__Exercise material__:
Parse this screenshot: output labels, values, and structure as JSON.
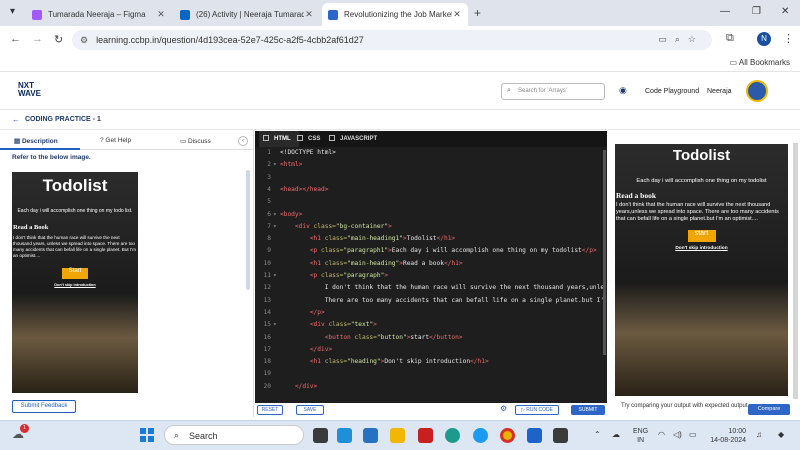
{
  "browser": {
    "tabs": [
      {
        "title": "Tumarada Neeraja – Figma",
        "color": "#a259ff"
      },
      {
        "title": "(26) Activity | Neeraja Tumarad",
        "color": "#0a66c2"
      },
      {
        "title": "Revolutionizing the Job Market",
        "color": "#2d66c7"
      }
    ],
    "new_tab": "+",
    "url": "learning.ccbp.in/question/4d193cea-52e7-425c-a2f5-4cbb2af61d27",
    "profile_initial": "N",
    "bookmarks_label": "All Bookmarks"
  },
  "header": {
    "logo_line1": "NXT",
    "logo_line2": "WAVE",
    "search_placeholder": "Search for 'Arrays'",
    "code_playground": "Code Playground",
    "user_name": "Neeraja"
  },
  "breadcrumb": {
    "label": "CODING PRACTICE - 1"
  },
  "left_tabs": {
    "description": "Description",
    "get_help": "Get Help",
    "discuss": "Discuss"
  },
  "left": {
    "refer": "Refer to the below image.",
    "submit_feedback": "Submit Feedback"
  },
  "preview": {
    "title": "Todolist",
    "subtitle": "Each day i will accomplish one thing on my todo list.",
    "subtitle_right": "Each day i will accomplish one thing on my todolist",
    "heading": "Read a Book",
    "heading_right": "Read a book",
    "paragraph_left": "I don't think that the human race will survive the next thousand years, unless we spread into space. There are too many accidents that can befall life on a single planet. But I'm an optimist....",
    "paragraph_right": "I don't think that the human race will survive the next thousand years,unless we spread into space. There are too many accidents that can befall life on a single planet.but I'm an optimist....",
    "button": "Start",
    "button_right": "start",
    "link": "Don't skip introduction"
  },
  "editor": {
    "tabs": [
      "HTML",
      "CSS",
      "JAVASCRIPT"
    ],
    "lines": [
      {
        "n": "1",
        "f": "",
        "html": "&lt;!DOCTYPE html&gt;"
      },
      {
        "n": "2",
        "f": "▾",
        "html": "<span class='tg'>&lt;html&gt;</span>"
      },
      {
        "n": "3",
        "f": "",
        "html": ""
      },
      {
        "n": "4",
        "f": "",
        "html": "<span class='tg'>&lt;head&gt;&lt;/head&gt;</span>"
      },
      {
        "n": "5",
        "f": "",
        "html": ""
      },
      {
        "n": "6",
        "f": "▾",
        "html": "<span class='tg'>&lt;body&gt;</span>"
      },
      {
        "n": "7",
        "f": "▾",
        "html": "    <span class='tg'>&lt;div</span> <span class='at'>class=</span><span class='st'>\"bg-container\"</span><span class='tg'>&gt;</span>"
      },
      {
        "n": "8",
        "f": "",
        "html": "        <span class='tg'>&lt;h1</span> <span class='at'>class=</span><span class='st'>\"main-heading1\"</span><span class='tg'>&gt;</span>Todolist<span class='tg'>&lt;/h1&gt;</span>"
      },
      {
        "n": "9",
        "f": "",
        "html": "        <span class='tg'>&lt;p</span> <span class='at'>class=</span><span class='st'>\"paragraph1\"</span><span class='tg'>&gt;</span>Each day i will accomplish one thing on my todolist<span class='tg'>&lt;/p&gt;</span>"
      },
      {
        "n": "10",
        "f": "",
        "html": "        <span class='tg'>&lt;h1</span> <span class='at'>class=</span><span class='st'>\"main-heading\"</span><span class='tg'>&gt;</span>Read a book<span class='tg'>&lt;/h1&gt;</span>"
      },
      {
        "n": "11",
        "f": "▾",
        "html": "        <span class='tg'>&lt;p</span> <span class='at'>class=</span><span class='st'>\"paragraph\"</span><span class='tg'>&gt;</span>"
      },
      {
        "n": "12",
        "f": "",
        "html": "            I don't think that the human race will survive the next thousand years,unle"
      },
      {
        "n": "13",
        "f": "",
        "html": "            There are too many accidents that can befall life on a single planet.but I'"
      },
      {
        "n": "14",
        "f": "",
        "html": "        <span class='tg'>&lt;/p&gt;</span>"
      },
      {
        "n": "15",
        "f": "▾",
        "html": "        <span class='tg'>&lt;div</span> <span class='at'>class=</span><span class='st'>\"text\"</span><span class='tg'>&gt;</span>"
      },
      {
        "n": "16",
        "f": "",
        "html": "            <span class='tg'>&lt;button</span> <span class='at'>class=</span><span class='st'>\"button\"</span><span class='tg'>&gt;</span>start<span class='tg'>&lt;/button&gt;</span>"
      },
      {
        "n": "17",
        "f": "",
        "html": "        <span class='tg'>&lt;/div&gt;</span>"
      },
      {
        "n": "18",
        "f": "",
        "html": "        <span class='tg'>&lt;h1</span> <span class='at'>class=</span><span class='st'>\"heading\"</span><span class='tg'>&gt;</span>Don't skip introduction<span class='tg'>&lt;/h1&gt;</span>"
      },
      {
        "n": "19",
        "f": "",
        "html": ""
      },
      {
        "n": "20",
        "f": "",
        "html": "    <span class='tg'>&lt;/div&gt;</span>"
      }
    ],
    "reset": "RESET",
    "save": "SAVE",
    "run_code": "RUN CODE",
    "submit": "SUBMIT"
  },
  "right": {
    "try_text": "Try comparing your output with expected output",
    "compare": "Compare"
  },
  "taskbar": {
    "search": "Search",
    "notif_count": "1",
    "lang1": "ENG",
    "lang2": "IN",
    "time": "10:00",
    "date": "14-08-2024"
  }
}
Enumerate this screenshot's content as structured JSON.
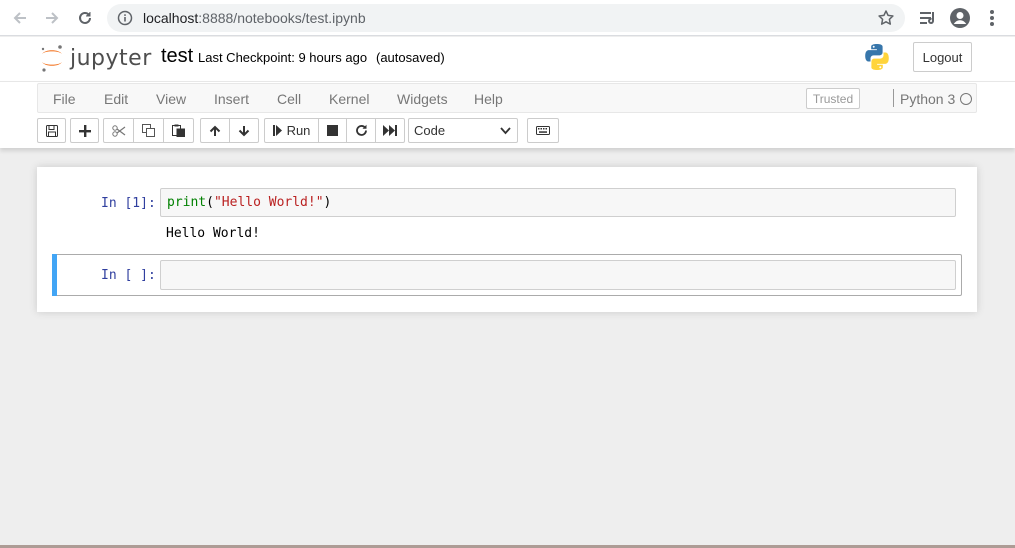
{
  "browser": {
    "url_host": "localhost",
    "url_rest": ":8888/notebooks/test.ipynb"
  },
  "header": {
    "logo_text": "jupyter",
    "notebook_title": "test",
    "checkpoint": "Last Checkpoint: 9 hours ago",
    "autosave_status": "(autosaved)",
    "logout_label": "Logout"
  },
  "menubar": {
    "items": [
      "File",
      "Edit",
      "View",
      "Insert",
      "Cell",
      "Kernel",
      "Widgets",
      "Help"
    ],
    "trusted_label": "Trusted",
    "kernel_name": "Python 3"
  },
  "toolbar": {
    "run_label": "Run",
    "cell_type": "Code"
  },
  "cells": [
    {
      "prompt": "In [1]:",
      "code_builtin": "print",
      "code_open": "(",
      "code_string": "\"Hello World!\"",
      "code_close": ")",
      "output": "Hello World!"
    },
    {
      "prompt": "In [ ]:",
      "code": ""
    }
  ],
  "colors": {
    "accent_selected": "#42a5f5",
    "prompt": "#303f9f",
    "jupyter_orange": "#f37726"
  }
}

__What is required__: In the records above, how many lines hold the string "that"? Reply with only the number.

__Answer to the problem__: 4